UNICEF Resident Rep. Says Gambia Faces Learning Crisis


Which Could Jeopardize Country’s Development If Unaddressed

By Ndey Sowe

Gordon Jonathan Lewis, the UNICEF Gambia Representative, said like most developing countries, the Gambia faces a learning crisis which if left unaddressed, could jeopardize the country’s development.

“We must urgently reverse the situation by investing in an education that builds basic reading, writing and math skills, as well as competencies in problem solving and critical thinking that young people need, to be productive. We must invest in building the skills of teachers and motivate them to teach more effectively,” Lewis indicated.

Gordon Jonathan Lewis made these remarks as part of activities marking 75 anniversary, when the world came together to create the UN Children’s Agency to support and secure the lives of children affected by World War II.

UNICEF which was founded on the principle that no child, no matter who they are or where they come from, should not be subjected to violence, abuse or neglect, is committed to galvanize efforts to build a world where every child can survive, thrive and reach their full potential.

And for 75 years, UNICEF has stayed true to this cause, and has championed child rights in the Gambia and around the world for decades.

‘‘As we celebrate this historic milestone, we are also reminded of the promise we made to children 32 years ago, when the world adopted the Convention on the Rights of the Child.  In ratifying the Convention, the Gambia committed itself to put the best interests of children first in everything it does.  Children and young people are Gambia’s most treasured resource and they will lead the next generation that will usher in change and build the future that every Gambian aspires,” Lewis stated.

Building that future he said, requires urgent action by the Government and its partners and the local communities, to improve the quality of education, make vaccines available for every child, invest more in the mental health of children and young people and scale up efforts to address climate crisis; stressing that with more than 78% of primary school-age children in School, Gambia has made gains in making education accessible to children across the country. However, he also added that for many children, being in school does not equal to learning.  

Lewis said making vaccines available and accessible to every child helps protect them against diseases such as measles, polio and smallpox, and enables them to grow healthier and perform better in school.

“The Gambia has an impressive vaccination record and we must work together to sustain it. We must invest more in the procurement of vaccines, improve cold chain facilities and combat misinformation that is driving vaccine hesitancy. In tandem, we must do more to reduce wasting and stunting among young children and scale up programs and policies that guarantee the nutritional health of every child,” he said.

He said digital technologies are revolutionising the way children communicate, learn and socialise, adding that many children and young people view staying online as huge risks. Lewis said 84% of respondents in a recent U-Report poll, “think online sexual harassment and bullying is a problem for children and young people in the Gambia”; that yet, even beyond the digital platforms, children and young people are increasingly becoming anxious about the future.  

“It is time to protect and care for children’s mental health and to integrate their mental health into primary health care.

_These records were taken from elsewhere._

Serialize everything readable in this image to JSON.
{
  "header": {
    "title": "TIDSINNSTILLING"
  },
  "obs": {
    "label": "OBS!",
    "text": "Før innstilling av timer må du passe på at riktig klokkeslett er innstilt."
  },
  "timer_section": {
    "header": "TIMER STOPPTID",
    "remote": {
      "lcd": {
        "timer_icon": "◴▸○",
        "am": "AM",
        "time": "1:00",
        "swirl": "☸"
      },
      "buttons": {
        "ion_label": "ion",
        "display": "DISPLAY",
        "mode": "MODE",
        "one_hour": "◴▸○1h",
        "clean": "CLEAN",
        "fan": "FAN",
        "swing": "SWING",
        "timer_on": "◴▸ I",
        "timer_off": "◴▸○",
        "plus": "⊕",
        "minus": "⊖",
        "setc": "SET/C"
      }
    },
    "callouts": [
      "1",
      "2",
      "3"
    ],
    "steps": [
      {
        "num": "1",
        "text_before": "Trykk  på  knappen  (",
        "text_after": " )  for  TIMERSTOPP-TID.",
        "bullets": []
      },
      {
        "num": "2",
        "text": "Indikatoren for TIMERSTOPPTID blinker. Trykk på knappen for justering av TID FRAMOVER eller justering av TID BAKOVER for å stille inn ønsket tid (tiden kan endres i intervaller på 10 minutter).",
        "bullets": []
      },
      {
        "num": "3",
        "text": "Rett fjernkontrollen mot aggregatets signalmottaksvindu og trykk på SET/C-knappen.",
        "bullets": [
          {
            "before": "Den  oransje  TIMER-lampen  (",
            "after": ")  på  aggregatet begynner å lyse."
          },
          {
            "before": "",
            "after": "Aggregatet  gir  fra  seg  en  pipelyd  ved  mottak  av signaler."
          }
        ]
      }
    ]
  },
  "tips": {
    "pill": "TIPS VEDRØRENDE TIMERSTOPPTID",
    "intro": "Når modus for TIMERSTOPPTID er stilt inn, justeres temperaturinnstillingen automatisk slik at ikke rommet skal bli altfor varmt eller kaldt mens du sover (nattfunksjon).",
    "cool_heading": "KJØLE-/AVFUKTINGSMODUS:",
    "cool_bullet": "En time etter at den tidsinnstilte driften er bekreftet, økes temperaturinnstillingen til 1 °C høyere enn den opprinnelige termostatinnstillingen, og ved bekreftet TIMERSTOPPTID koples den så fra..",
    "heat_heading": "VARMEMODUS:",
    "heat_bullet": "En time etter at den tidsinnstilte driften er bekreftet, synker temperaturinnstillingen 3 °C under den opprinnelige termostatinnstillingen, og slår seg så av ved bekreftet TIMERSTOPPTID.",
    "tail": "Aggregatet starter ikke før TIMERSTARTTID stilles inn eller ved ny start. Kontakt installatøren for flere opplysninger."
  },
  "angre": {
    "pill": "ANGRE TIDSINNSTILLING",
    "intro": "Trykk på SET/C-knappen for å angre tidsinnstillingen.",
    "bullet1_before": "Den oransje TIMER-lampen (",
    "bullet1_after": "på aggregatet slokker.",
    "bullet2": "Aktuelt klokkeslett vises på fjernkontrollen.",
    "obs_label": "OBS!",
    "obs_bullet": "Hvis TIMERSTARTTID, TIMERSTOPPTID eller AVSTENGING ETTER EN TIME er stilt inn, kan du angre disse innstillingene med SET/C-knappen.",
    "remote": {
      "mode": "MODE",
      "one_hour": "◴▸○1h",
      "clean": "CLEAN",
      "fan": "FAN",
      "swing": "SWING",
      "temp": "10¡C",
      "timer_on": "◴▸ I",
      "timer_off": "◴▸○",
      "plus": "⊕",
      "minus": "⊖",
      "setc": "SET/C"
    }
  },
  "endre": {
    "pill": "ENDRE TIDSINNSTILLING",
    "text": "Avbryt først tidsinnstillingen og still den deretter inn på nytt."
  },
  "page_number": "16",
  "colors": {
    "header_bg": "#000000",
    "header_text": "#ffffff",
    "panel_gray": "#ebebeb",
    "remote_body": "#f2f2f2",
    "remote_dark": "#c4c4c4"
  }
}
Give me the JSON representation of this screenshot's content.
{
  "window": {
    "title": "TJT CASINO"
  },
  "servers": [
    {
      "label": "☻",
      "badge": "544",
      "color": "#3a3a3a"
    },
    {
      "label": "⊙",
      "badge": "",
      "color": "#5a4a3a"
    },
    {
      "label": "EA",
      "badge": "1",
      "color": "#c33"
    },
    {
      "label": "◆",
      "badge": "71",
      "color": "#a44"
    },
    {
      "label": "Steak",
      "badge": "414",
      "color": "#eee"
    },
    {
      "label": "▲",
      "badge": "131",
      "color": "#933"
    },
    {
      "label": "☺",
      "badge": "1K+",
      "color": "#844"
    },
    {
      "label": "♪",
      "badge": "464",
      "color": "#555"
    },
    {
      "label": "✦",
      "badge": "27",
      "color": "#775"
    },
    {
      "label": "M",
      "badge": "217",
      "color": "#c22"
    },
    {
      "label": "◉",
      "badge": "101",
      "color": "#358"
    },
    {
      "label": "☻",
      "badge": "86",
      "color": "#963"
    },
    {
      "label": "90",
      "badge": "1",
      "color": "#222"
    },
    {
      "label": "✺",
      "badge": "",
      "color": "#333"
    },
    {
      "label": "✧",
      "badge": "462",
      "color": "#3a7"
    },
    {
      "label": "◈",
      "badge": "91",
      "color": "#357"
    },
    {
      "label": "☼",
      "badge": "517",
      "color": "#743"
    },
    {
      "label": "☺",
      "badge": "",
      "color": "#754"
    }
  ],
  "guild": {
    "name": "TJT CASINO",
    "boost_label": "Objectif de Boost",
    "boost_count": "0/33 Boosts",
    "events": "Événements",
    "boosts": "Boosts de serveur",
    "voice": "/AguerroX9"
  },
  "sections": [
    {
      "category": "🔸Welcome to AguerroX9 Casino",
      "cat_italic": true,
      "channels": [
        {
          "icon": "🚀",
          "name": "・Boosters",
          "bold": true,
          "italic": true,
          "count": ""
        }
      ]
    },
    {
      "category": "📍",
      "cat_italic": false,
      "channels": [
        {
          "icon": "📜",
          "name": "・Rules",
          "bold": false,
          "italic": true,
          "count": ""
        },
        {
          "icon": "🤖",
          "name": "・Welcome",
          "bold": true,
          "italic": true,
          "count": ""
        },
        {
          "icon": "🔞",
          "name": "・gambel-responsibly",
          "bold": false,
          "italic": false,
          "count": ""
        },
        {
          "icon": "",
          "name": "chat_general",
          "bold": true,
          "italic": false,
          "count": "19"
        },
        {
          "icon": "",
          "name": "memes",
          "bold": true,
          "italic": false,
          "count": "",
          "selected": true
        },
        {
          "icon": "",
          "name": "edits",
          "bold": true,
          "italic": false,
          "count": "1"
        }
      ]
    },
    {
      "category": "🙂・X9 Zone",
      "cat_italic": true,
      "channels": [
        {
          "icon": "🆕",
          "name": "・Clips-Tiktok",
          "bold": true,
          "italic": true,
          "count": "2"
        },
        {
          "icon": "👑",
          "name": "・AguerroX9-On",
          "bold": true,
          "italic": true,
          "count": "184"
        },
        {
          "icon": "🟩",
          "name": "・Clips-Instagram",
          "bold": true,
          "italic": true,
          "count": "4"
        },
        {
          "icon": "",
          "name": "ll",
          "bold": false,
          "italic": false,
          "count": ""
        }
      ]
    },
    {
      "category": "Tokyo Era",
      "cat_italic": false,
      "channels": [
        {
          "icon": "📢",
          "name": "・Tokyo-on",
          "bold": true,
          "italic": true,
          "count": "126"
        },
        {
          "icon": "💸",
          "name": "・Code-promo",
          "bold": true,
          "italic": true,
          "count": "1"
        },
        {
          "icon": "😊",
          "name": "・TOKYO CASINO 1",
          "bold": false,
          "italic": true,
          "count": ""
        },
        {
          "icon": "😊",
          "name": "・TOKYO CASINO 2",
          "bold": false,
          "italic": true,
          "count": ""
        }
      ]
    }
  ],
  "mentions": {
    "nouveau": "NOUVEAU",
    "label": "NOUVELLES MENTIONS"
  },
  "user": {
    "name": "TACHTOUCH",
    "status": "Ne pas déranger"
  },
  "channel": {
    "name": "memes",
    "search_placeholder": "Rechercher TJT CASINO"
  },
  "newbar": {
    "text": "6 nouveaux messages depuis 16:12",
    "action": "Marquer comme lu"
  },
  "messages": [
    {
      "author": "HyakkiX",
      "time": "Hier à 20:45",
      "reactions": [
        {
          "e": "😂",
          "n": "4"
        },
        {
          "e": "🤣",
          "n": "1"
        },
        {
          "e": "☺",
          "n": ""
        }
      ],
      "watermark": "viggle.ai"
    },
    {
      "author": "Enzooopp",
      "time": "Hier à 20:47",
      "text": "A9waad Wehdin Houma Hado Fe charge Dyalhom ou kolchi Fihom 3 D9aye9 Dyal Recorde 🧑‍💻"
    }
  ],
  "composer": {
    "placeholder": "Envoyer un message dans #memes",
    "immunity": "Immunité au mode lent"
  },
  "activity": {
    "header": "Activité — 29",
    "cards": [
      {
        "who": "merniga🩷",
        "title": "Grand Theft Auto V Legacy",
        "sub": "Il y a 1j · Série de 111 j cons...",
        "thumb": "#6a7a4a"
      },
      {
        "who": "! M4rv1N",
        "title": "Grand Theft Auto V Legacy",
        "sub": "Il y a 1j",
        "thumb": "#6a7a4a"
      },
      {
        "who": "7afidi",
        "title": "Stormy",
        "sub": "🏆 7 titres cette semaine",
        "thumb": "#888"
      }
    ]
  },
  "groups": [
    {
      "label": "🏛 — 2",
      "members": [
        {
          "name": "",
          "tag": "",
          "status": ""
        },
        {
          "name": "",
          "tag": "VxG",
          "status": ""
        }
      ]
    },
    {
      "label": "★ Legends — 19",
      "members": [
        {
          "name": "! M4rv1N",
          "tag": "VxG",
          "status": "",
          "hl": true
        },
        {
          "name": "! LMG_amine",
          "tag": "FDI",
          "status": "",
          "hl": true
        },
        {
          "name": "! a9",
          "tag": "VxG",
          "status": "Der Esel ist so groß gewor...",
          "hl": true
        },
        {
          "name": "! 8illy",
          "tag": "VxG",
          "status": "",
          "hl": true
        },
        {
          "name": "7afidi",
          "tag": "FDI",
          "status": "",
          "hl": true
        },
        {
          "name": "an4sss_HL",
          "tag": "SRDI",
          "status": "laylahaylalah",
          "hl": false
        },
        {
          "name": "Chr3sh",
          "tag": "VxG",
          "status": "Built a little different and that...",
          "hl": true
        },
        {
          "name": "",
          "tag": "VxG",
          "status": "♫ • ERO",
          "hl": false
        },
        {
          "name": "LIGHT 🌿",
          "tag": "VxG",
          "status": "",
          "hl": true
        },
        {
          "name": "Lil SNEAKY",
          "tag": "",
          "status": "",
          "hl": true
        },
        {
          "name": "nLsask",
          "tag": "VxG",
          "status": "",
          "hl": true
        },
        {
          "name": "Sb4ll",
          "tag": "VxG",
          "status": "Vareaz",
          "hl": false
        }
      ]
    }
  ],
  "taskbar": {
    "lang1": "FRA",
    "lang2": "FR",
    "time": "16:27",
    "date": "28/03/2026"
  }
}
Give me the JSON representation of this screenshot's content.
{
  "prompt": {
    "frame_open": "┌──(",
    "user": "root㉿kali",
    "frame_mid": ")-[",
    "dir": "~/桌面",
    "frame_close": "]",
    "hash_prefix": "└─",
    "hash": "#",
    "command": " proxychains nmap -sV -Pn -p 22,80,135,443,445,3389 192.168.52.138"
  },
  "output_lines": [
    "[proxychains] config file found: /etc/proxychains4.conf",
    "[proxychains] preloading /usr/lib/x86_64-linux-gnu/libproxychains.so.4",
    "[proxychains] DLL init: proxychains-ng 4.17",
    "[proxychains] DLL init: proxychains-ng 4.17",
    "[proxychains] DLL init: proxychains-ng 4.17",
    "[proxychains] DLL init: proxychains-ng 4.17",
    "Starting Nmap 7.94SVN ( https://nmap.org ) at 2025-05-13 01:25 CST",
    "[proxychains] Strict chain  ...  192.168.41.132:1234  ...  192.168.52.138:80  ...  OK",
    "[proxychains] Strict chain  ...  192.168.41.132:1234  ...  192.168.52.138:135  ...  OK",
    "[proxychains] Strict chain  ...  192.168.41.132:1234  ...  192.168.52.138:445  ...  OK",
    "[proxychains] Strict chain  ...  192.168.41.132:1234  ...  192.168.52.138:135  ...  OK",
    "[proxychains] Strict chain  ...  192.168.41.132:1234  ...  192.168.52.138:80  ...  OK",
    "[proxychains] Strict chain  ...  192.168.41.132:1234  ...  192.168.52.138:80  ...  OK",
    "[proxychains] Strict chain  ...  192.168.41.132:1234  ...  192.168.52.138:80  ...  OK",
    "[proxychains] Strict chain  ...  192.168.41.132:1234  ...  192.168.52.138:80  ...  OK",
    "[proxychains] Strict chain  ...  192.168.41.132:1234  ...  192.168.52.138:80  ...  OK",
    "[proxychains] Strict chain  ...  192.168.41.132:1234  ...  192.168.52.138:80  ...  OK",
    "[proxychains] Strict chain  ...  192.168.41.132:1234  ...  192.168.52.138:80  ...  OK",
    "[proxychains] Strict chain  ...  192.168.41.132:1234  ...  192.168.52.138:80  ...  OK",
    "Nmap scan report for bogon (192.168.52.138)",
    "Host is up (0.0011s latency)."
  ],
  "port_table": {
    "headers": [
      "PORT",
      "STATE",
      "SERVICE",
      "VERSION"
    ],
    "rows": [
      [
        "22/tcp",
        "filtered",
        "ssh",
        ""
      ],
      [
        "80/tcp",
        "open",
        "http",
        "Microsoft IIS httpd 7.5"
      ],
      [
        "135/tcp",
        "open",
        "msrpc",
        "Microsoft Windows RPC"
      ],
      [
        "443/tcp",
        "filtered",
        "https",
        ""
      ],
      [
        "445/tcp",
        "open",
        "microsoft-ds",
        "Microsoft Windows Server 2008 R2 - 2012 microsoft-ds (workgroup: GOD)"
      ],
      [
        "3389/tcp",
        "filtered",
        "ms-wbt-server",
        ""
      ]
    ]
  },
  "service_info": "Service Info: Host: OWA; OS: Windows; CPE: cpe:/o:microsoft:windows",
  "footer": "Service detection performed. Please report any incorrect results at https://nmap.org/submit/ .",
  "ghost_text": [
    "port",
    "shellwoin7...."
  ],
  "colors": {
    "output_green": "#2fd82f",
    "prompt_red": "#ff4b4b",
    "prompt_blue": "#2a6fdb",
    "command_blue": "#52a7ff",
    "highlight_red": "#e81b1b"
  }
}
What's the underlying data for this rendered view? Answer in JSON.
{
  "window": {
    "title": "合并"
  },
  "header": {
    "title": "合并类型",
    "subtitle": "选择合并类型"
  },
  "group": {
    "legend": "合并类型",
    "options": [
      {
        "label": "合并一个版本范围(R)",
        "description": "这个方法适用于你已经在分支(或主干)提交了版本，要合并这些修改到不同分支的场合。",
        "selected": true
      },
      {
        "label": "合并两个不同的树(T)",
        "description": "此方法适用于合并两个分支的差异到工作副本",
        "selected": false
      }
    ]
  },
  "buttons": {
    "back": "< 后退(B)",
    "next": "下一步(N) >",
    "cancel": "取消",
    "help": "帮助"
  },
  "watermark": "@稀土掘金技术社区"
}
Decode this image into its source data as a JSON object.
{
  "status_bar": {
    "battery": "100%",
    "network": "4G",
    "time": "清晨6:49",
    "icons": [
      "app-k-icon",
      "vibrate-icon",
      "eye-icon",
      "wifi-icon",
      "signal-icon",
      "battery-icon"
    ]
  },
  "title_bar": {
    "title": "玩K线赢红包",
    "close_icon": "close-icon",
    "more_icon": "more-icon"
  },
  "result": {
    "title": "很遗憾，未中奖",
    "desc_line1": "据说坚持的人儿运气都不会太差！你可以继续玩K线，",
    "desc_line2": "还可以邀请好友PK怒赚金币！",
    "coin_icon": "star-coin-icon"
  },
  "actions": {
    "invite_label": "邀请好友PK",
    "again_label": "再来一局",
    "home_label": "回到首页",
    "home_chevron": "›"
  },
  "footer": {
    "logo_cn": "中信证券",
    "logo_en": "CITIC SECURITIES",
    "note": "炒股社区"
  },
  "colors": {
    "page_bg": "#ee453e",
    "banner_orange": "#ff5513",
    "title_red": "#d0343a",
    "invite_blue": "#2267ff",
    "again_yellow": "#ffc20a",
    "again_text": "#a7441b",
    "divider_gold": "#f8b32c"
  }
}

This must be accompanied by a strong policy framework that ensures all children live free of violence, abuse and exploitation,” he said.

In another U-Report poll, close to 50% of young people in the Gambia, said rains and floods were the biggest climate change related challenges that their communities faced, and 50% said that reduced food production was the biggest threat to their livelihoods. He said this is strong evidence that the climate crisis will be a permanent feature in the lives of Gambian children if urgent action is not taken.  

“It is time to address the climate crisis, scale up investments in climate adaptation and resilience, and strengthen children and young people’s participation in climate decisions. So, on and beyond our 75th anniversary, our promise to every child is to never give up on you; to continue listening to you and to provide you with the platform to amplify your voices and to demand the protection and fulfillment of your rights. In upholding our promise to you, we will never give up,” Lewis vows.